Which of the lines below hold "circle"? Please return each one.
-- GIVEN RECORDS follows --
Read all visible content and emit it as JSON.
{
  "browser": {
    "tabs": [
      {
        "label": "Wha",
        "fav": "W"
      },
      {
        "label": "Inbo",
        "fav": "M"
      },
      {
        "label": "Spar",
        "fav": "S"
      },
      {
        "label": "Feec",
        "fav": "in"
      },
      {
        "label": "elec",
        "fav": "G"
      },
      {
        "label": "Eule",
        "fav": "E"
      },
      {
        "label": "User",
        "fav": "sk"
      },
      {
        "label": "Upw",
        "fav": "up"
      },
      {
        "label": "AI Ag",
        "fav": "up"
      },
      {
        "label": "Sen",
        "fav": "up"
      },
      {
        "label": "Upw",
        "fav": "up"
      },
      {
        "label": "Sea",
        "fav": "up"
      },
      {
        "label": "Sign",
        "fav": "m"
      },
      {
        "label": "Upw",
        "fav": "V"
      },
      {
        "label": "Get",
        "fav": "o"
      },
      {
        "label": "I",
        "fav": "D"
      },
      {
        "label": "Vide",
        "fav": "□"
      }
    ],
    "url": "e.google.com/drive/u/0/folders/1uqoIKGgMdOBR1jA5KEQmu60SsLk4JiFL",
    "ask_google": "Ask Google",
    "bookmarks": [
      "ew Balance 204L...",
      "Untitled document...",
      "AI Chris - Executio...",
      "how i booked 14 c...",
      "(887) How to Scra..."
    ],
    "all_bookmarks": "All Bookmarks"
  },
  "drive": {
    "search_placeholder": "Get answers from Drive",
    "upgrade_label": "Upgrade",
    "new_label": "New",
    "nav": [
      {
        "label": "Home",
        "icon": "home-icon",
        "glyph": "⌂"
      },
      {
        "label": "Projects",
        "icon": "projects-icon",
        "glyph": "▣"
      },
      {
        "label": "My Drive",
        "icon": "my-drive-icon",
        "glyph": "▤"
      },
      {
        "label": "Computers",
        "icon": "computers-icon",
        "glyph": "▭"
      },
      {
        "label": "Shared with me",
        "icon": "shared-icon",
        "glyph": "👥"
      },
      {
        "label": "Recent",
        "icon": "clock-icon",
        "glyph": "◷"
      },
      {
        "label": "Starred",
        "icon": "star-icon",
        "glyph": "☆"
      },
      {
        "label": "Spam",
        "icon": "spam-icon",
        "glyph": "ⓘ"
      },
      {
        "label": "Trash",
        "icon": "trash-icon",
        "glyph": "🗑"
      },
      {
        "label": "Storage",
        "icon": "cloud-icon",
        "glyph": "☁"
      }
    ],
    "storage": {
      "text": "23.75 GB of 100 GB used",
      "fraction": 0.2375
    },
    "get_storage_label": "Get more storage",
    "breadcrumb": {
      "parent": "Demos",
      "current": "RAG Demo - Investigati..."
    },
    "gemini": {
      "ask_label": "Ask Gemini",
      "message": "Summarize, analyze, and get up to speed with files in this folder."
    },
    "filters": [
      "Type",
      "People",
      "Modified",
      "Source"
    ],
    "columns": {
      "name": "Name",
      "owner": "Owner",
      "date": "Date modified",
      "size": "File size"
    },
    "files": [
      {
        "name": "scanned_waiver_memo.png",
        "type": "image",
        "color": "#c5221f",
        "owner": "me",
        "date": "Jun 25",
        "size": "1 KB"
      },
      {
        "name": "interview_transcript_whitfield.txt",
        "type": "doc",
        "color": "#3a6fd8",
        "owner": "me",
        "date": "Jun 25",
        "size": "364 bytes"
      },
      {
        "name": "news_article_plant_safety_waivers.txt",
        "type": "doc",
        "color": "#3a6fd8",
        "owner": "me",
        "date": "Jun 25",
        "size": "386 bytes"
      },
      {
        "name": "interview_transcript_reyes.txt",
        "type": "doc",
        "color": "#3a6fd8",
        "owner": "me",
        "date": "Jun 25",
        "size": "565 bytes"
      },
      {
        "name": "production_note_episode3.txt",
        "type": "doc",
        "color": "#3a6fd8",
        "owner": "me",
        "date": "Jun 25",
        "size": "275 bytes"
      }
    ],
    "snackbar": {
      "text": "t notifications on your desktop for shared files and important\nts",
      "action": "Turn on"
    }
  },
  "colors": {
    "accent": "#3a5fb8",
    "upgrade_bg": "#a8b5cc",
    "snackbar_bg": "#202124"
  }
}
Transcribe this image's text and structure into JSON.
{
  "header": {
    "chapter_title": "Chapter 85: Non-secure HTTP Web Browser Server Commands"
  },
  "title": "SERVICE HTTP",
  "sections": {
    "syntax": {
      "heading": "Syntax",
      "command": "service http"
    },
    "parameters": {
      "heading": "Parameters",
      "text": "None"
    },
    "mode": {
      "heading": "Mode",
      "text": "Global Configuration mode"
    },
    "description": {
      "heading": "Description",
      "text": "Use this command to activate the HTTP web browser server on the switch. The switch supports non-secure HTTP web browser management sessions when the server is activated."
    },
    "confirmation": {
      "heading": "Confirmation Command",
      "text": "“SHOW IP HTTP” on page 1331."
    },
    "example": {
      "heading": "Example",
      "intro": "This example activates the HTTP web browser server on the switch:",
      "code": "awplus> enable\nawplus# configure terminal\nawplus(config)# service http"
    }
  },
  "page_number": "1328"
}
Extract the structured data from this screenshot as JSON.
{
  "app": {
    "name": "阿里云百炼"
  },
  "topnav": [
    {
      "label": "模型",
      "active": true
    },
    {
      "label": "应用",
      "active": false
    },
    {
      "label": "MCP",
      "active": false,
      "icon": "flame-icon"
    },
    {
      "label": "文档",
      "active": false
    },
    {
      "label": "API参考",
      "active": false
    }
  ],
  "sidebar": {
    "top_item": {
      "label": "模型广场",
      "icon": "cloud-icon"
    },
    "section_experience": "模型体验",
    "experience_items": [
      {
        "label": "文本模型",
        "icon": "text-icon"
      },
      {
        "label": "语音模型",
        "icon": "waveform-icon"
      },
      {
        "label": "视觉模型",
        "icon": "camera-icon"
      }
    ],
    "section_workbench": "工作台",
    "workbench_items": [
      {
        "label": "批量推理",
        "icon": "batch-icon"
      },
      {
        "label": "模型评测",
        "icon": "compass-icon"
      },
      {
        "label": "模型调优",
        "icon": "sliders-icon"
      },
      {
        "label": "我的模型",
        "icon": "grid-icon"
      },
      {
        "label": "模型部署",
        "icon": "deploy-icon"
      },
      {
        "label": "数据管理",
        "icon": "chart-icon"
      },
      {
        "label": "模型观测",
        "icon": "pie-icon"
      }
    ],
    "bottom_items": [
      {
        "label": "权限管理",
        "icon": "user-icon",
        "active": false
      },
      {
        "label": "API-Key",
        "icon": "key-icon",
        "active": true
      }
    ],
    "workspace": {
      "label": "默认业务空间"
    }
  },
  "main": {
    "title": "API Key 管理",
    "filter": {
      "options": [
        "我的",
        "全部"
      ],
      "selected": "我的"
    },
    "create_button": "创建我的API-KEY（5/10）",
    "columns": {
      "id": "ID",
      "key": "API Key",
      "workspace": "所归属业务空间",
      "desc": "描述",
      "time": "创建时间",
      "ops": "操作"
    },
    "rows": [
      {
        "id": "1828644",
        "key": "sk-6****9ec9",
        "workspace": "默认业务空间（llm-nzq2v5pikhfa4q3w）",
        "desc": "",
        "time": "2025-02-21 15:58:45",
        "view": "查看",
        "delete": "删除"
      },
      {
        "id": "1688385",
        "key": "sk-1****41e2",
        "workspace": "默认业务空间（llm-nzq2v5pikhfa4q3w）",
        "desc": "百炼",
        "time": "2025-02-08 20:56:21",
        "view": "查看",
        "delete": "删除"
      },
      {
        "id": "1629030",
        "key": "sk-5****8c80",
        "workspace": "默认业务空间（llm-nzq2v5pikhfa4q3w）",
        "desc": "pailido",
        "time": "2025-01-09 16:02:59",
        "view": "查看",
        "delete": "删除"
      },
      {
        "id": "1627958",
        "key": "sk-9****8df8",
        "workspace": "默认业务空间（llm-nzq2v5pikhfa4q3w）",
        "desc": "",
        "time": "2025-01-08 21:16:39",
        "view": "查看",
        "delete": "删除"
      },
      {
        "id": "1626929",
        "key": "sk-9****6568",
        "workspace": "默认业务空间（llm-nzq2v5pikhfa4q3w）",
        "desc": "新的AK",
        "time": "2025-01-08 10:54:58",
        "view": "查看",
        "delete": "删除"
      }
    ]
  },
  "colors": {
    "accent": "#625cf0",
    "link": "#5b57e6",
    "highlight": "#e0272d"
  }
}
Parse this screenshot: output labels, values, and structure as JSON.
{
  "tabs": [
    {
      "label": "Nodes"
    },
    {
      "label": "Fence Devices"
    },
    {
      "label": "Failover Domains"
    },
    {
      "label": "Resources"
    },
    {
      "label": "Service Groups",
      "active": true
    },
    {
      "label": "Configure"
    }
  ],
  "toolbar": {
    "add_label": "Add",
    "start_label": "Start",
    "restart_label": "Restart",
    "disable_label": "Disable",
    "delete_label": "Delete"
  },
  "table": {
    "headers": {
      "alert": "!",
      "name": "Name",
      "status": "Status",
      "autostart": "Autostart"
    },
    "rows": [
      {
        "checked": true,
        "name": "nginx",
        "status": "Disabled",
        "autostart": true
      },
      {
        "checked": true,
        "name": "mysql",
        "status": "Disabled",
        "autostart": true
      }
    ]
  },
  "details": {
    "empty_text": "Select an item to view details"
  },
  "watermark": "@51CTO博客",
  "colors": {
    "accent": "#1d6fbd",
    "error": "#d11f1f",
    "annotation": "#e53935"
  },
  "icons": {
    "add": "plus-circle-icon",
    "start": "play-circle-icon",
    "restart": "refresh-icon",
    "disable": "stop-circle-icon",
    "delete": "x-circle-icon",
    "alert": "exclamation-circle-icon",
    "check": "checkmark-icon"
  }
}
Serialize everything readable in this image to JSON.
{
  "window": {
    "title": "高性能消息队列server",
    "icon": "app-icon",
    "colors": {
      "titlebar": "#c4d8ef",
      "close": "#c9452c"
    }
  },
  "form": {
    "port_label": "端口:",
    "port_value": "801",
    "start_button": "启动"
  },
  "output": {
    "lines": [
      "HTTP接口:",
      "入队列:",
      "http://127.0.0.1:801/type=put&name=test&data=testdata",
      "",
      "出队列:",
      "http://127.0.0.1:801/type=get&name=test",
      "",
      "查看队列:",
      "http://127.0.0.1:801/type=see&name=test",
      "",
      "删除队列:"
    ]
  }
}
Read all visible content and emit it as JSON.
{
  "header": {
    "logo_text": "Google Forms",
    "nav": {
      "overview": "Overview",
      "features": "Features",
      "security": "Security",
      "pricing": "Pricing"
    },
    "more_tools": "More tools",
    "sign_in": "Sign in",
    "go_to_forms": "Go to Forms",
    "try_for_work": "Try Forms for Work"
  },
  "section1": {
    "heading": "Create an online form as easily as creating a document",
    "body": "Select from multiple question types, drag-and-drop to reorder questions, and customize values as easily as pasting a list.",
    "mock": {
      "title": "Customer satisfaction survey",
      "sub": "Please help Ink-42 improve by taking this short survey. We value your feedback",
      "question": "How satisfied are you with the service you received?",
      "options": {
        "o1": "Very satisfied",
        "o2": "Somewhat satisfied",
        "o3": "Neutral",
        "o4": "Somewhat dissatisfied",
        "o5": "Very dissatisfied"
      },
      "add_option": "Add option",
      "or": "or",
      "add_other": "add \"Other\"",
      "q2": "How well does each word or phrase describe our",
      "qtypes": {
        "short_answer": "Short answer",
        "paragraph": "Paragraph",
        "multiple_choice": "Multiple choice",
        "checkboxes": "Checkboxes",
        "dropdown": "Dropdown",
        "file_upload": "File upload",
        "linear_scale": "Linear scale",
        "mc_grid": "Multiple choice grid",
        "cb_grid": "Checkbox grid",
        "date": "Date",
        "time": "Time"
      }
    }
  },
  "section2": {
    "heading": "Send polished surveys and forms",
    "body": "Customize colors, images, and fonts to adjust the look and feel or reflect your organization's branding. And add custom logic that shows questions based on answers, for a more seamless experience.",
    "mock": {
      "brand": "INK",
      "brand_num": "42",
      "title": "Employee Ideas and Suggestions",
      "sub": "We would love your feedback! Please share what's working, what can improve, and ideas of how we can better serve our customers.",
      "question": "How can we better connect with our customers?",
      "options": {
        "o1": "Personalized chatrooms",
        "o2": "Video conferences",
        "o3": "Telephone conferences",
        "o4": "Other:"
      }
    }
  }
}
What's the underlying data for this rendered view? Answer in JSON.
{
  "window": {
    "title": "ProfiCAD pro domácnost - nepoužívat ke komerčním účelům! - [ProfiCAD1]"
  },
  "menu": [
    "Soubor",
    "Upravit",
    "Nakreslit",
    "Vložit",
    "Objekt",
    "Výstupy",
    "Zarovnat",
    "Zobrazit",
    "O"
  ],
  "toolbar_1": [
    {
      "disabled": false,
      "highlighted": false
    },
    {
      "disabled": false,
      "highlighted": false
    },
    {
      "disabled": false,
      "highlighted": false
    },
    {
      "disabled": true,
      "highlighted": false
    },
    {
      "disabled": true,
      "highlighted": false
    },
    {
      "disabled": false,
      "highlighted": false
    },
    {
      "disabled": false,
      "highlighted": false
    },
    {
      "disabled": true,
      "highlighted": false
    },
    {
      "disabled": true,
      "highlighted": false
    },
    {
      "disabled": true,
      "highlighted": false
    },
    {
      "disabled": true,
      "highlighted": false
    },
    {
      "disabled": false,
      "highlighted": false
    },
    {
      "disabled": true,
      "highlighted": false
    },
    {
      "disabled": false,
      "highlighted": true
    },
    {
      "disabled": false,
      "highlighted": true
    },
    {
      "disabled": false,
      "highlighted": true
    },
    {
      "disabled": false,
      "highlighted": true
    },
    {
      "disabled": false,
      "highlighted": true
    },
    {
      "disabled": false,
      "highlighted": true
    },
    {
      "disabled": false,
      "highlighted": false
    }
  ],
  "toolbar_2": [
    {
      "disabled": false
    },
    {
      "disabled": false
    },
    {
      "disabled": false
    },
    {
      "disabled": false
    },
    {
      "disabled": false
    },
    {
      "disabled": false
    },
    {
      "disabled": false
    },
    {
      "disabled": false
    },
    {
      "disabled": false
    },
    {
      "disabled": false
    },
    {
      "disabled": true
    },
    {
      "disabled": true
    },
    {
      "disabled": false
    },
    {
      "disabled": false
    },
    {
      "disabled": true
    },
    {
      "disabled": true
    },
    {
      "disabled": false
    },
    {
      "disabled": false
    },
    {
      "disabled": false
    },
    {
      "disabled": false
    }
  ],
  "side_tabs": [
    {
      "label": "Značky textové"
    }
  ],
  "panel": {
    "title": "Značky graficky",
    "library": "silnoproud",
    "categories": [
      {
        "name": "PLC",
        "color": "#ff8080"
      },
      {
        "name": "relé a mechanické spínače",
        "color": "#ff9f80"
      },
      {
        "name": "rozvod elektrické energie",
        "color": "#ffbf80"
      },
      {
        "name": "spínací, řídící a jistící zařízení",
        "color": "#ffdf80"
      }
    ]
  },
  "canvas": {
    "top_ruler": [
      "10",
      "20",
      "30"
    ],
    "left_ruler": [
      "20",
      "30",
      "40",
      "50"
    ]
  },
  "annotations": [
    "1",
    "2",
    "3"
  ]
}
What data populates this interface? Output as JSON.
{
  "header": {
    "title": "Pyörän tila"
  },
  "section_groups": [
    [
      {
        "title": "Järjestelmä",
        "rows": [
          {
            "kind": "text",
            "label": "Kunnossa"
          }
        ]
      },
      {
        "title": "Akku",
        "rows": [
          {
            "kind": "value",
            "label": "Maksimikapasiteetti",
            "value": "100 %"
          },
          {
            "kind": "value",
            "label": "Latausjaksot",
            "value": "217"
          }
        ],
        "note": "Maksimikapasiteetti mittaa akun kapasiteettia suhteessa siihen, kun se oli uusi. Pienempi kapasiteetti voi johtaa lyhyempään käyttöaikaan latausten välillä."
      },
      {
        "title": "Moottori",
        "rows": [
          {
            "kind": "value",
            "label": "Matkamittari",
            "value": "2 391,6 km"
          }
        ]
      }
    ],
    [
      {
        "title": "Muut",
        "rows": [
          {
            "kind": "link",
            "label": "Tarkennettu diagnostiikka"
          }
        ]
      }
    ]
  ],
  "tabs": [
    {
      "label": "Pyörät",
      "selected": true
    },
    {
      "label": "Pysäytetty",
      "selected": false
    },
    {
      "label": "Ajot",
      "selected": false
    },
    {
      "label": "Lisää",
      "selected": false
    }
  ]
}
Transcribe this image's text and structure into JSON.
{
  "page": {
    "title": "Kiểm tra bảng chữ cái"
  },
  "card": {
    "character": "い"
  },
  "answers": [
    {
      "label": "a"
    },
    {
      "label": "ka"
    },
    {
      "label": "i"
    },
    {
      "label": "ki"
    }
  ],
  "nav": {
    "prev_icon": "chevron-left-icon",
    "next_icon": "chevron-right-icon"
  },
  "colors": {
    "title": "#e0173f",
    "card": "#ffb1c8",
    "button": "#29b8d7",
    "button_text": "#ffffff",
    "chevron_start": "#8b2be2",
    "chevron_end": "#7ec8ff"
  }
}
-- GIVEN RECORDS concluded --
▶ WORKED SOLUTION
    "add": "plus-circle-icon",
    "start": "play-circle-icon",
    "disable": "stop-circle-icon",
    "delete": "x-circle-icon",
    "alert": "exclamation-circle-icon",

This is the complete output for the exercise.